In normal operation, the supply air blowers 32 provide a positive flow of fresh air, drawn from the exterior of the building through air supply inlets 33, through the hoistway 17 and elevator cab 25 of approximately 35-50 ft./min. to prevent the entry of smoke generated by an early fire condition prior to activation of the emergency smoke removal system. The air supply system may include a cooling or heating section 34 as shown at the top of FIG. 3. This is an optional freature which can be eliminated or can be included at one or more of the air supply levels.

In emergencies, i.e. fire, the air supply fan for the elevator cab 25 and hoistway 17 is automatically operated by the smoke detection and/or fire detection system (not shown) at the high speed operation required to maintain a positive airflow through the cab such that when the doors are opened the outflow will be not less than 200 ft./min. velocity and at a pressure differential of at least 0.1 in. water of the hoistway in relation to the lobby.

The air is drawn from the exterior of the building and introduced by blowers 32 into vertically extending air supply duct 26 which is sealed along its entire length by flexible seals 40 and 41 as described above.

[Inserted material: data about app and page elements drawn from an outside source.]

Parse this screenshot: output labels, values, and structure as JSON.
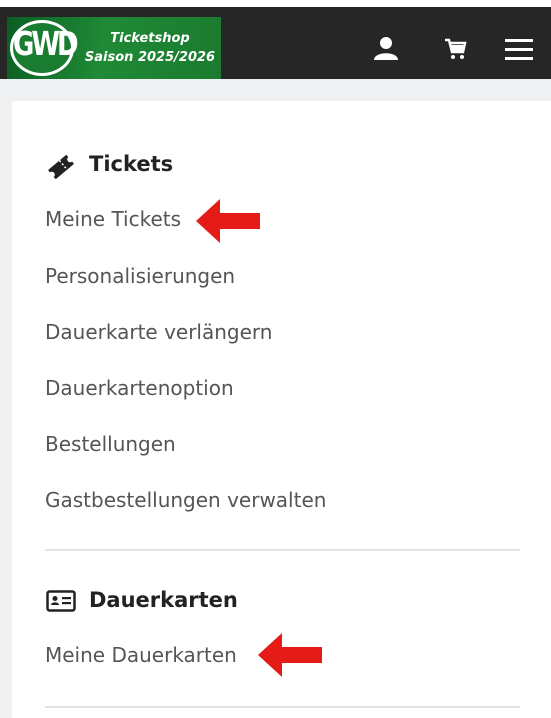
{
  "header": {
    "logo_letters": "GWD",
    "shop_title": "Ticketshop",
    "season": "Saison 2025/2026",
    "icons": [
      "user-icon",
      "cart-icon",
      "menu-icon"
    ]
  },
  "sections": {
    "tickets": {
      "icon": "ticket-icon",
      "title": "Tickets",
      "items": [
        "Meine Tickets",
        "Personalisierungen",
        "Dauerkarte verlängern",
        "Dauerkartenoption",
        "Bestellungen",
        "Gastbestellungen verwalten"
      ]
    },
    "dauerkarten": {
      "icon": "id-card-icon",
      "title": "Dauerkarten",
      "items": [
        "Meine Dauerkarten"
      ]
    }
  },
  "annotations": {
    "arrow_color": "#e41b17",
    "accent_green": "#1f8a36"
  }
}
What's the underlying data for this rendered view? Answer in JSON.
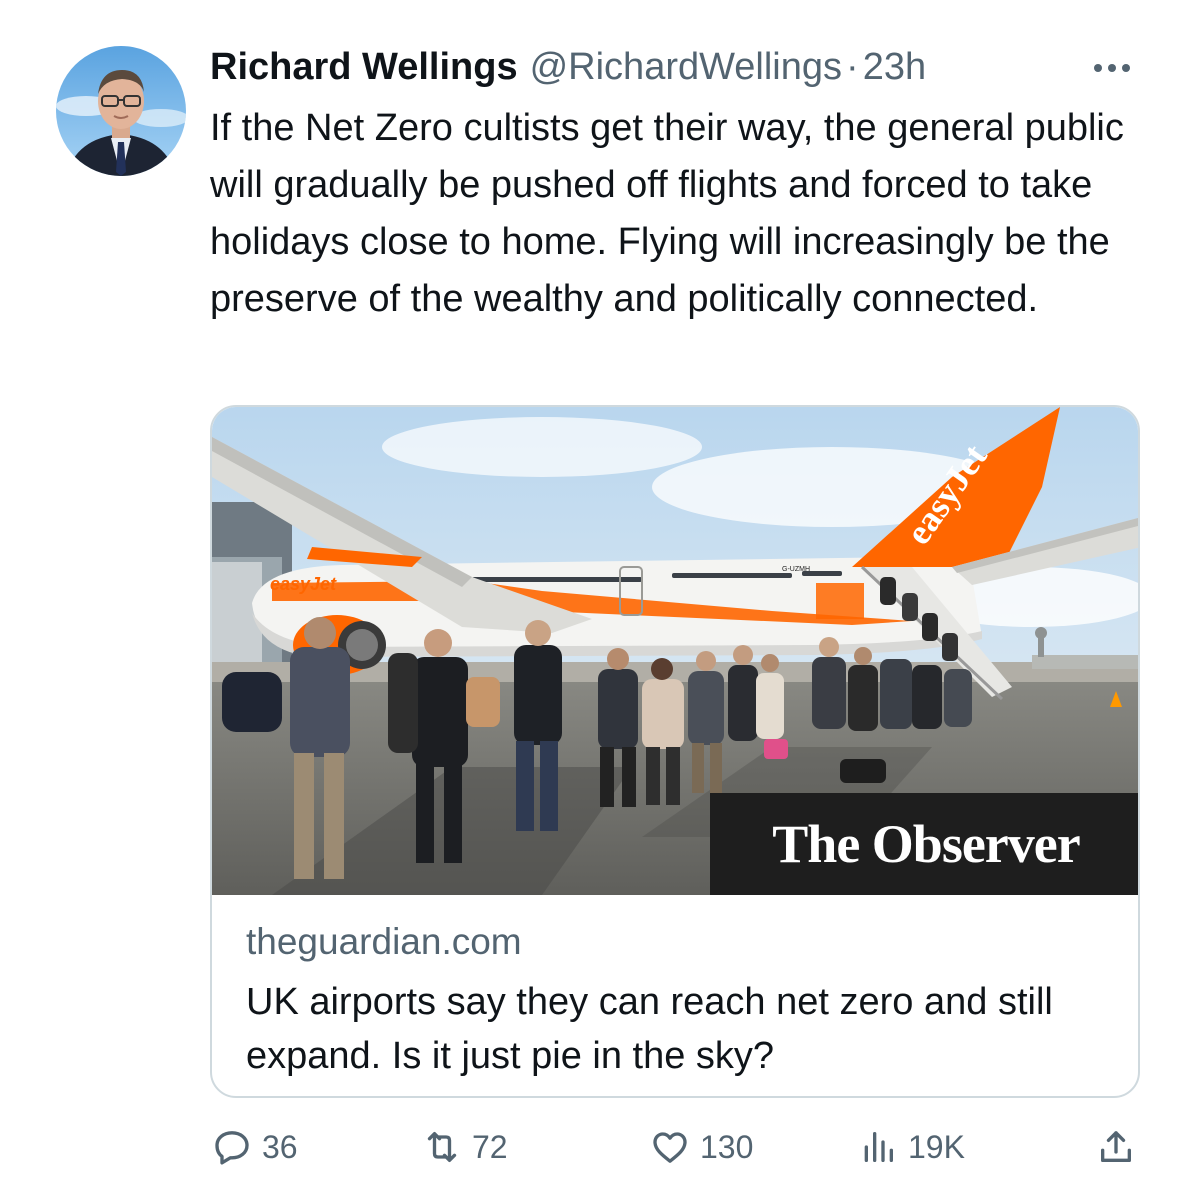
{
  "author": {
    "display_name": "Richard Wellings",
    "handle": "@RichardWellings",
    "separator": "·",
    "time": "23h"
  },
  "tweet": {
    "text": "If the Net Zero cultists get their way, the general public will gradually be pushed off flights and forced to take holidays close to home. Flying will increasingly be the preserve of the wealthy and politically connected."
  },
  "card": {
    "image_badge": "The Observer",
    "image_tail_text": "easyJet",
    "image_registration": "G-UZMH",
    "domain": "theguardian.com",
    "title": "UK airports say they can reach net zero and still expand. Is it just pie in the sky?"
  },
  "actions": {
    "reply_count": "36",
    "retweet_count": "72",
    "like_count": "130",
    "view_count": "19K"
  },
  "icons": {
    "avatar": "profile-photo",
    "more": "more-icon",
    "reply": "reply-icon",
    "retweet": "retweet-icon",
    "like": "heart-icon",
    "views": "views-icon",
    "share": "share-icon"
  },
  "colors": {
    "text": "#0f1419",
    "secondary": "#536471",
    "border": "#cfd9de",
    "easyjet_orange": "#ff6600"
  }
}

The air which exits from supply duct 26 through openings 27 or through leakage around the seals 30 and 41 supplies the hoistway 17 with air to ventilate it for its entire length during normal operation and which serves to keep the hoistway 17 clear of smoke and flames during a fire.

Elevator 25 is moved upwardly and downwardly in hoistway 17 by elevator motor or hoist mechanism 23 which is of conventional construction and operated in a conventional manner. As elevator cab 25 moves up and down shaft or hoistway 17, the transfer ducts 35 move up and down the vertical shaft 26 with the flexible seals 40 and 41 sealing the opening from the supply duct 26 immediately behind and immediately ahead of the transfer duct.

The vertical air supply duct 26 is therefore sealed along its entire length except for the opening into which the transfer duct 35 extends. There may be a slight leakage of air from supply duct 26 through the seals 40 and 41 adjacent to transfer duct 35, but otherwise the duct is sealed through its entire length. Seals 40 and 41 therefore provide a sealed but moveable opening along the entire length which provides introduction of air through transfer duct 35 into the interior of elevator cab 25 as previously described.

This arrangement therefore will maintain cab 25 thoroughly ventilated and at a somewhat elevated pressure relative to the interior of the building, especially the lobby areas where the doors may be opened. The elevated pressure in cab 25 prevents smoke or fire from entering the cab from elevator shaft or hoistway 17. Likewise, when the elevator doors and the hoistway doors are opened at any /given level, the air pressure inside elevator cab 25 causes the air to flow out into the lobby or landing 42 and thus tends to blow the smoke and flames away from the open door of the cab if it has stopped on a level where there is a fire.

While this invention has been described as a system of apparatus permitting the use of elevators during a fire, it is also a general purpose system of supplying air to an elevator cab to permit its operation in an unsafe air environment. For example, the system and apparatus could be installed in a mine shaft to provide fresh air to an elevator cab which has to move through unsafe air conditions, such as layers or zones of noxious gases or fumes.

While this invention has been described fully and completely with special interest upon certain preferred embodiments, it should be understood, that within the scope of the appended claims, the invention may be practiced otherwise than as specifically described herein.